Who profits from war? The truth behind The Jerusalem Puzzle
“WAR is a racket. It always has been. It is possibly the oldest, easily the most profitable, surely the most vicious. It is the only one international in scope. It is the only one in which the profits are reckoned in dollars and the losses in lives.” Smedley Butler the most decorated US Marine at the time of his death wrote that in an essay entitled, “War is a Racket,” back in 1935.
Smedley served all his life in the military, won two medals of honor during combat and saw first hand the horrors of war.
Currently, there are a lot of people profiting from war. Three of the largest arms manufacturers in the world are:
No 3. Beoing – 49% of their 2010 sales worldwide of $64.3 billion were arms related. They have about 160,000 employees and their main military products include the F-15 fighter jet.
No 2. BAE – achieved €32.9 billion of arms sales in 2010. They employ about 98,000 and their products include the Bradley fighting vehicle and the F-35 fighter jet.
No 1. Lockheed Martin – achieved $45 billion of arms sales in 2010. They employ 132,000 and their products include the F-16 and Trident nuclear missiles.
But maybe all this war machinery is a necessary evil.
But why then did US arms sales total $66.3 billion in 2011, more than three-quarters of global arms sales? Russia was a distant second, with $4.8 billion in deals. We don’t need this level of arms sales.

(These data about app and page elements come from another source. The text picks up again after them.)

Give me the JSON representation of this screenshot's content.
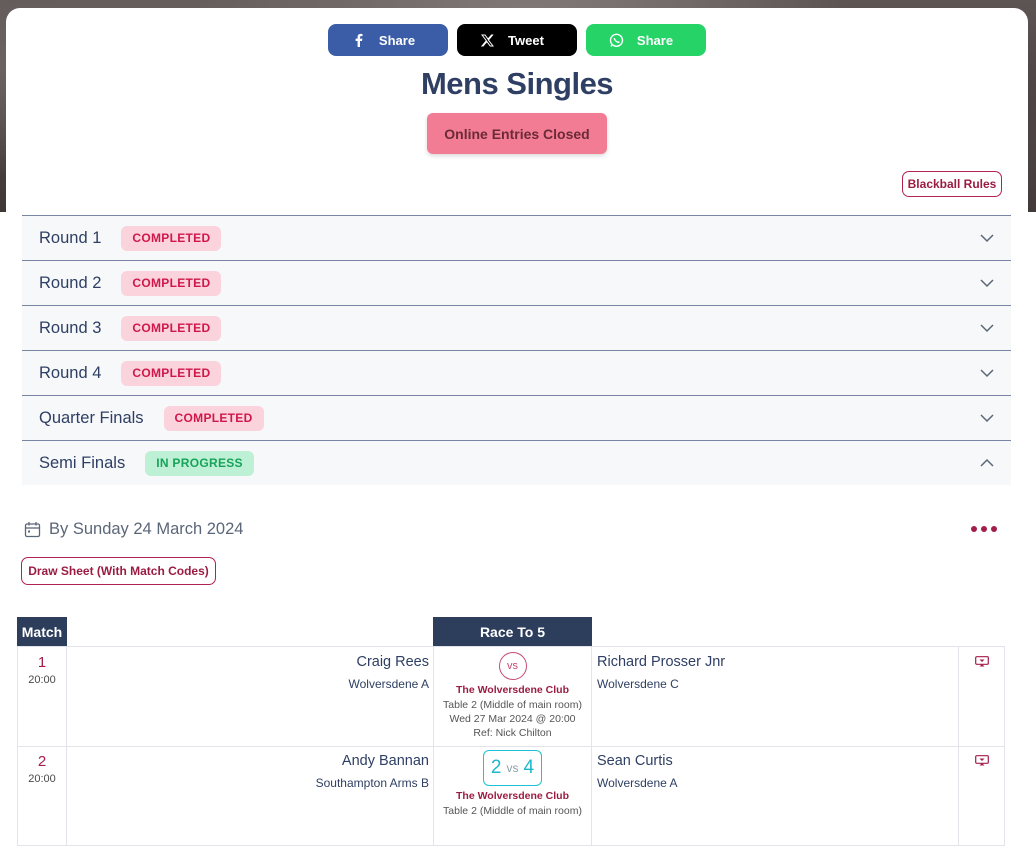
{
  "share": {
    "facebook_label": "Share",
    "twitter_label": "Tweet",
    "whatsapp_label": "Share"
  },
  "title": "Mens Singles",
  "entries_status": "Online Entries Closed",
  "rules_button": "Blackball Rules",
  "rounds": [
    {
      "name": "Round 1",
      "status": "COMPLETED",
      "expanded": false
    },
    {
      "name": "Round 2",
      "status": "COMPLETED",
      "expanded": false
    },
    {
      "name": "Round 3",
      "status": "COMPLETED",
      "expanded": false
    },
    {
      "name": "Round 4",
      "status": "COMPLETED",
      "expanded": false
    },
    {
      "name": "Quarter Finals",
      "status": "COMPLETED",
      "expanded": false
    },
    {
      "name": "Semi Finals",
      "status": "IN PROGRESS",
      "expanded": true
    }
  ],
  "semi": {
    "deadline": "By Sunday 24 March 2024",
    "draw_sheet_button": "Draw Sheet (With Match Codes)",
    "headers": {
      "match": "Match",
      "race": "Race To 5"
    },
    "matches": [
      {
        "num": "1",
        "time": "20:00",
        "home_player": "Craig Rees",
        "home_team": "Wolversdene A",
        "away_player": "Richard Prosser Jnr",
        "away_team": "Wolversdene C",
        "vs": "vs",
        "venue": "The Wolversdene Club",
        "table": "Table 2 (Middle of main room)",
        "when": "Wed 27 Mar 2024 @ 20:00",
        "ref": "Ref: Nick Chilton"
      },
      {
        "num": "2",
        "time": "20:00",
        "home_player": "Andy Bannan",
        "home_team": "Southampton Arms B",
        "away_player": "Sean Curtis",
        "away_team": "Wolversdene A",
        "score_home": "2",
        "vs": "vs",
        "score_away": "4",
        "venue": "The Wolversdene Club",
        "table": "Table 2 (Middle of main room)"
      }
    ]
  },
  "colors": {
    "facebook": "#3b5da8",
    "twitter": "#000000",
    "whatsapp": "#25d366",
    "title": "#2e3f63",
    "accent": "#a31d4b",
    "completed_badge": "#fbd3dc",
    "progress_badge": "#bdf0d4",
    "score": "#1fc2d4"
  },
  "icons": {
    "facebook": "facebook-icon",
    "twitter": "x-icon",
    "whatsapp": "whatsapp-icon",
    "calendar": "calendar-icon",
    "more": "more-dots-icon",
    "chevron_down": "chevron-down-icon",
    "chevron_up": "chevron-up-icon",
    "tv": "tv-icon"
  }
}
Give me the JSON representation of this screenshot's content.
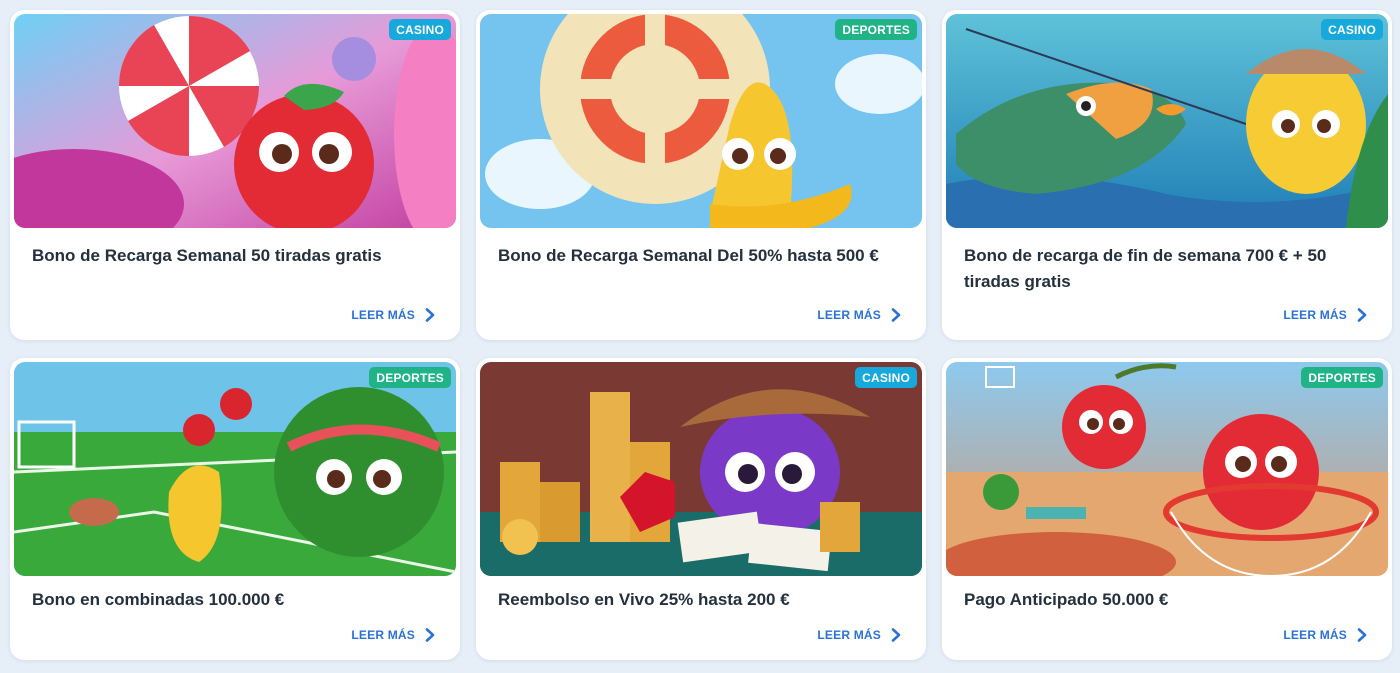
{
  "read_more_label": "LEER MÁS",
  "cards": [
    {
      "badge": "CASINO",
      "badge_type": "casino",
      "title": "Bono de Recarga Semanal 50 tiradas gratis",
      "image": "strawberry-candy-illustration"
    },
    {
      "badge": "DEPORTES",
      "badge_type": "deportes",
      "title": "Bono de Recarga Semanal Del 50% hasta 500 €",
      "image": "banana-parachute-illustration"
    },
    {
      "badge": "CASINO",
      "badge_type": "casino",
      "title": "Bono de recarga de fin de semana 700 € + 50 tiradas gratis",
      "image": "fishing-fruit-illustration"
    },
    {
      "badge": "DEPORTES",
      "badge_type": "deportes",
      "title": "Bono en combinadas 100.000 €",
      "image": "watermelon-football-illustration"
    },
    {
      "badge": "CASINO",
      "badge_type": "casino",
      "title": "Reembolso en Vivo 25% hasta 200 €",
      "image": "cowboy-coins-illustration"
    },
    {
      "badge": "DEPORTES",
      "badge_type": "deportes",
      "title": "Pago Anticipado 50.000 €",
      "image": "cherries-basketball-illustration"
    }
  ],
  "colors": {
    "page_background": "#e6eef8",
    "casino_badge": "#17a9dc",
    "deportes_badge": "#1fb386",
    "link": "#2a72d6",
    "title_text": "#24303e"
  }
}
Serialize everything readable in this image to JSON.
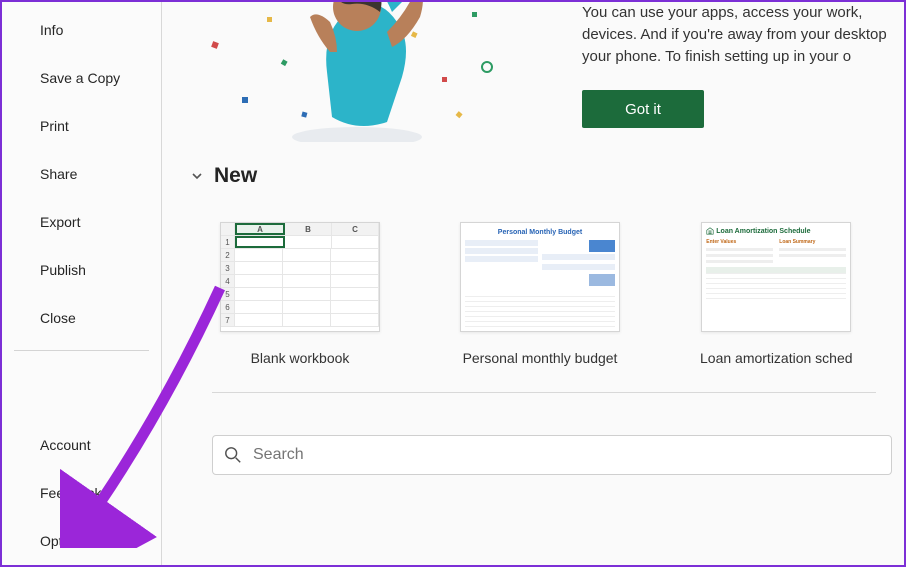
{
  "sidebar": {
    "items": [
      {
        "label": "Info"
      },
      {
        "label": "Save a Copy"
      },
      {
        "label": "Print"
      },
      {
        "label": "Share"
      },
      {
        "label": "Export"
      },
      {
        "label": "Publish"
      },
      {
        "label": "Close"
      }
    ],
    "bottom_items": [
      {
        "label": "Account"
      },
      {
        "label": "Feedback"
      },
      {
        "label": "Options"
      }
    ]
  },
  "banner": {
    "text": "You can use your apps, access your work, devices. And if you're away from your desktop your phone. To finish setting up in your o",
    "button": "Got it"
  },
  "new_section": {
    "title": "New",
    "templates": [
      {
        "label": "Blank workbook",
        "thumb_title": "",
        "cols": [
          "A",
          "B",
          "C"
        ],
        "rows": [
          "1",
          "2",
          "3",
          "4",
          "5",
          "6",
          "7"
        ]
      },
      {
        "label": "Personal monthly budget",
        "thumb_title": "Personal Monthly Budget"
      },
      {
        "label": "Loan amortization sched",
        "thumb_title": "Loan Amortization Schedule",
        "col1_title": "Enter Values",
        "col2_title": "Loan Summary"
      }
    ]
  },
  "search": {
    "placeholder": "Search"
  },
  "colors": {
    "accent": "#1c6b3b",
    "annotation": "#9b26d9"
  }
}
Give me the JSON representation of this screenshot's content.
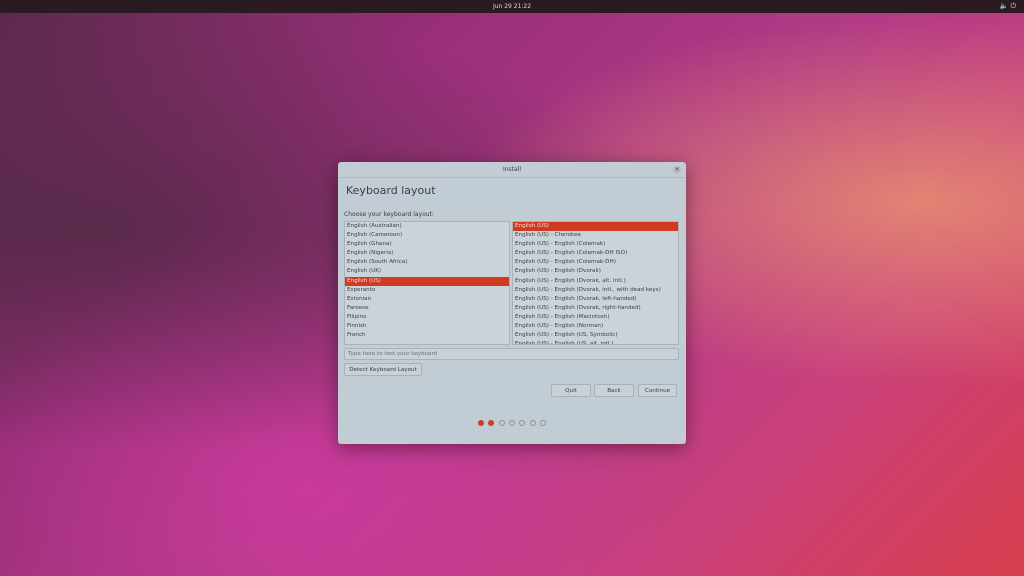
{
  "topbar": {
    "clock": "Jun 29  21:22",
    "system_icon": "speaker-power-icon"
  },
  "window": {
    "title": "Install",
    "close": "×"
  },
  "page": {
    "heading": "Keyboard layout",
    "choose_label": "Choose your keyboard layout:"
  },
  "layouts": [
    "English (Australian)",
    "English (Cameroon)",
    "English (Ghana)",
    "English (Nigeria)",
    "English (South Africa)",
    "English (UK)",
    "English (US)",
    "Esperanto",
    "Estonian",
    "Faroese",
    "Filipino",
    "Finnish",
    "French"
  ],
  "selected_layout_index": 6,
  "variants": [
    "English (US)",
    "English (US) - Cherokee",
    "English (US) - English (Colemak)",
    "English (US) - English (Colemak-DH ISO)",
    "English (US) - English (Colemak-DH)",
    "English (US) - English (Dvorak)",
    "English (US) - English (Dvorak, alt. intl.)",
    "English (US) - English (Dvorak, intl., with dead keys)",
    "English (US) - English (Dvorak, left-handed)",
    "English (US) - English (Dvorak, right-handed)",
    "English (US) - English (Macintosh)",
    "English (US) - English (Norman)",
    "English (US) - English (US, Symbolic)",
    "English (US) - English (US, alt. intl.)"
  ],
  "selected_variant_index": 0,
  "test_input": {
    "placeholder": "Type here to test your keyboard"
  },
  "buttons": {
    "detect": "Detect Keyboard Layout",
    "quit": "Quit",
    "back": "Back",
    "continue": "Continue"
  },
  "progress": {
    "total_steps": 7,
    "completed_steps": 2
  },
  "colors": {
    "accent": "#d03a1e"
  }
}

To illustrate the growth and market for arms sales consider this, US arms sales to Saudi Arabia totaled $33.4 billion in 2011. That amount surpassed the entire total of US arms sales to all countries in the world in 2009, $31 billion.
Keep this in mind when you contemplate our future. The number one killer in history is governments. In the 21st century they killed 292 million people.
Smedley had this to say about how profitable war is, “In the World War [I] a mere handful garnered the profits of the conflict. . . . new millionaires and billionaires were made in the United States during the war.”
The trillion dollars a year that emerges from the US Defense Department doesn’t all end up in the pay of ordinary soldiers. Here’s who Smedley thought paid for all this.
“The general public shoulders the bill. And what is this bill? This bill renders a horrible accounting. Newly placed gravestones. Mangled bodies. Shattered minds. Broken hearts and homes. Economic instability. Depression and all its attendant miseries. Back-breaking taxation for generations and generations.”
So have things changed since then?
Yes they have. These days our great arms companies sell their wares to debt ridden African countries, fearful Sheikhs and brow beaten allies to ensure their trough is filled higher and higher each year.
I don’t expect any of this to change soon, but I am fearful that new wars will be sought out by a military industrial machine which needs to keep production lines rolling, faster and faster.
The end of the Iraq war and the pullout from Afghanistan will lead to reduced demand for their goods, if they are not careful. The surge in spending by countries fearful of Iran must be maintained.
In my novel, The Jerusalem Puzzle, a plot to profit from war is described. My fear is that the people on both sides of this conflict will be the losers, sacrificial victims in the search for profits from the greatest racketeers the world has ever known.